Thursday’s job fair is only the first step in a long process.
Participants still need to register online, using a code they received at the fair to show they attended. Candidates will then be whittled down through traditional interviews, said Angelo DeMarco, Hiram Walker’s director of human resources.
It will take at least six months before these applicants start working on the shop floor in early 2016, he said.
“These are highly-skilled manufacturing roles we’re looking for,” DeMarco said. “It’s an automated production process with a lot of high-tech equipment.”
These 20 jobs will help fill positions from production workers’ retirements, DeMarco said. The starting wage is $19.86 an hour, maxing out at $30.50 after eight years.
An average Ontario worker in the manufacturing industry makes $20.81 an hour, Statistics Canada reports.
“These wages (at Hiram Walker) are showing the need for skilled workers,” said Tanya Antoniw, the executive director of Workforce Windsor Essex. “The fact Hiram Walker is hiring in that wage range is excellent to see.”
She considers these openings at Hiram Walker as part of the local shift from low-skill manufacturing to skilled trades production.
“It’s very important for us to see the transferability of skills and recognize these are high-skilled positions Hiram Walker is recruiting,” Antoniw said.

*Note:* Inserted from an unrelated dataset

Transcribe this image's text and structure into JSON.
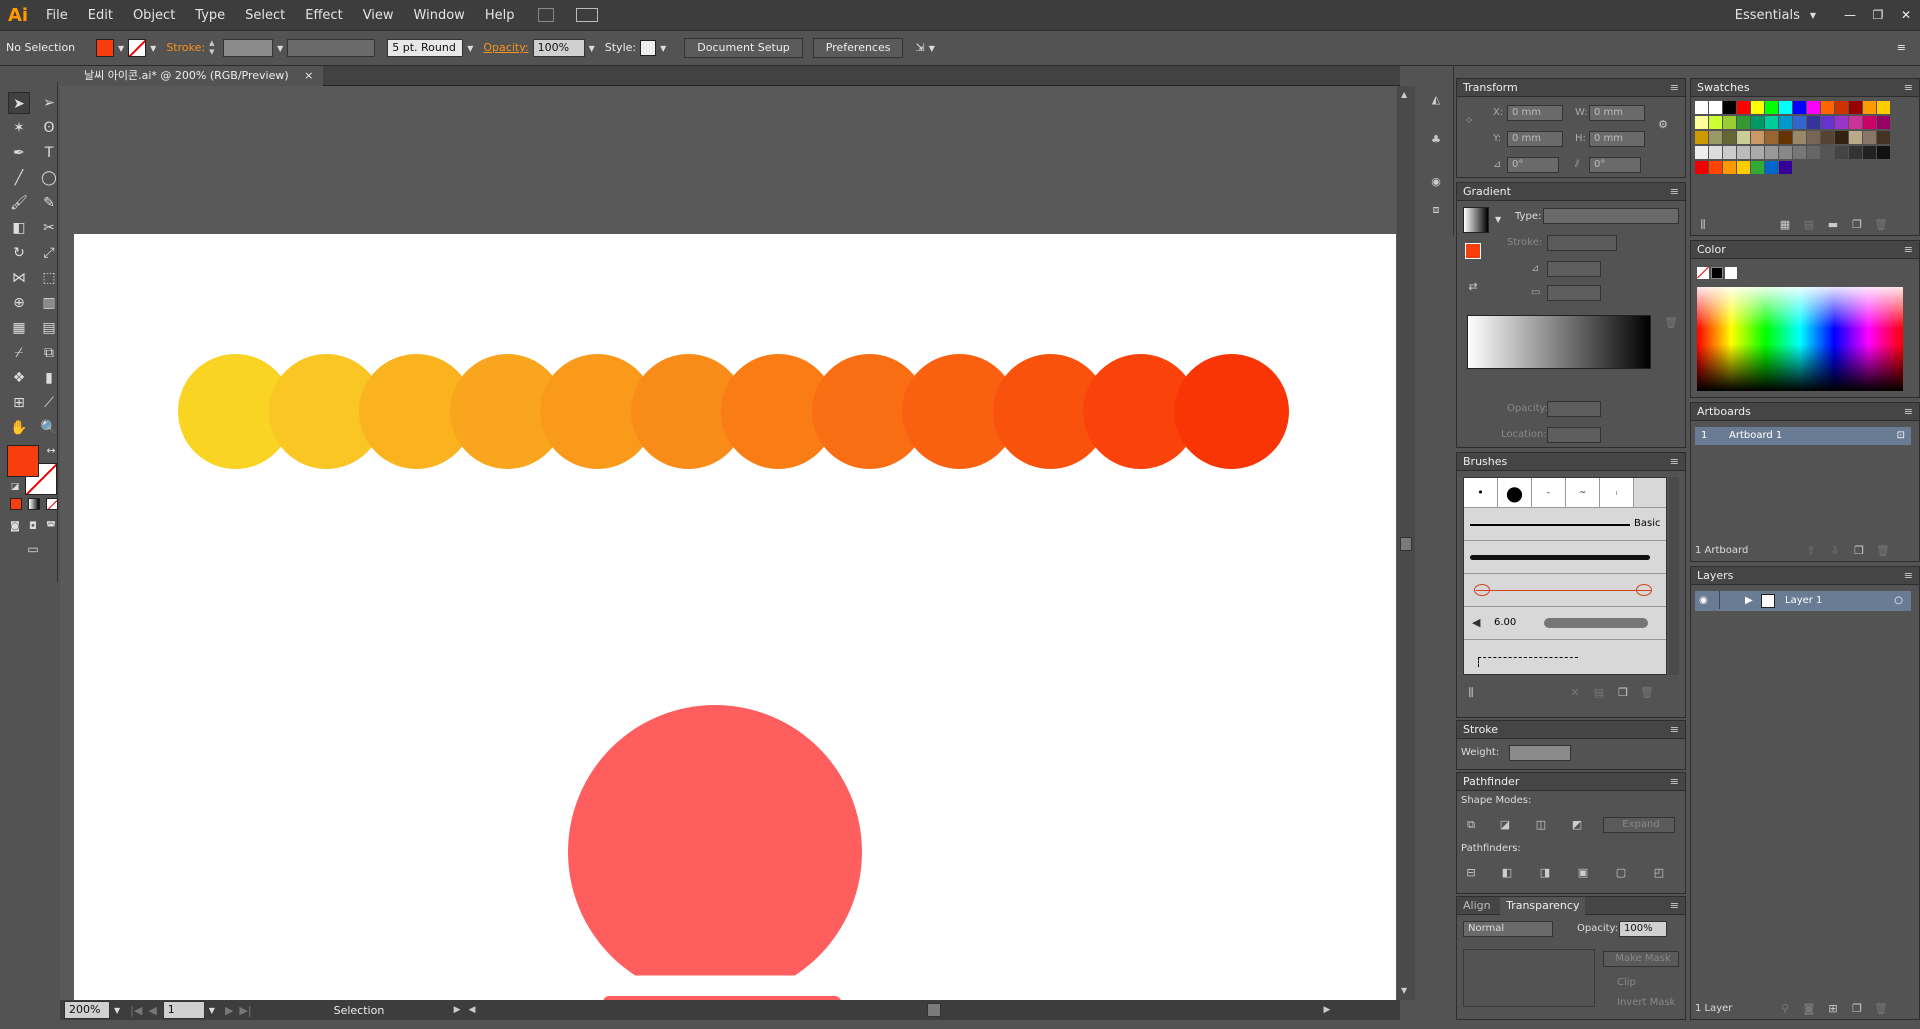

This is the second major job fair this week. Henry Ford Hospital hired 54 Windsor nurses at a similar job fair on Tuesday. Antoniw said her research suggests these are a few opportunities for people looking for work.
Eighty-nine out of the 99 businesses who responded to a recent Workforce Windsor Essex survey, reported a need for more people, Antoniw said.
“Job fairs are starting to come up very rapidly. Whether it’s seasonal work or full time,” Antoniw said. “I think there’s a place for everyone in this job market.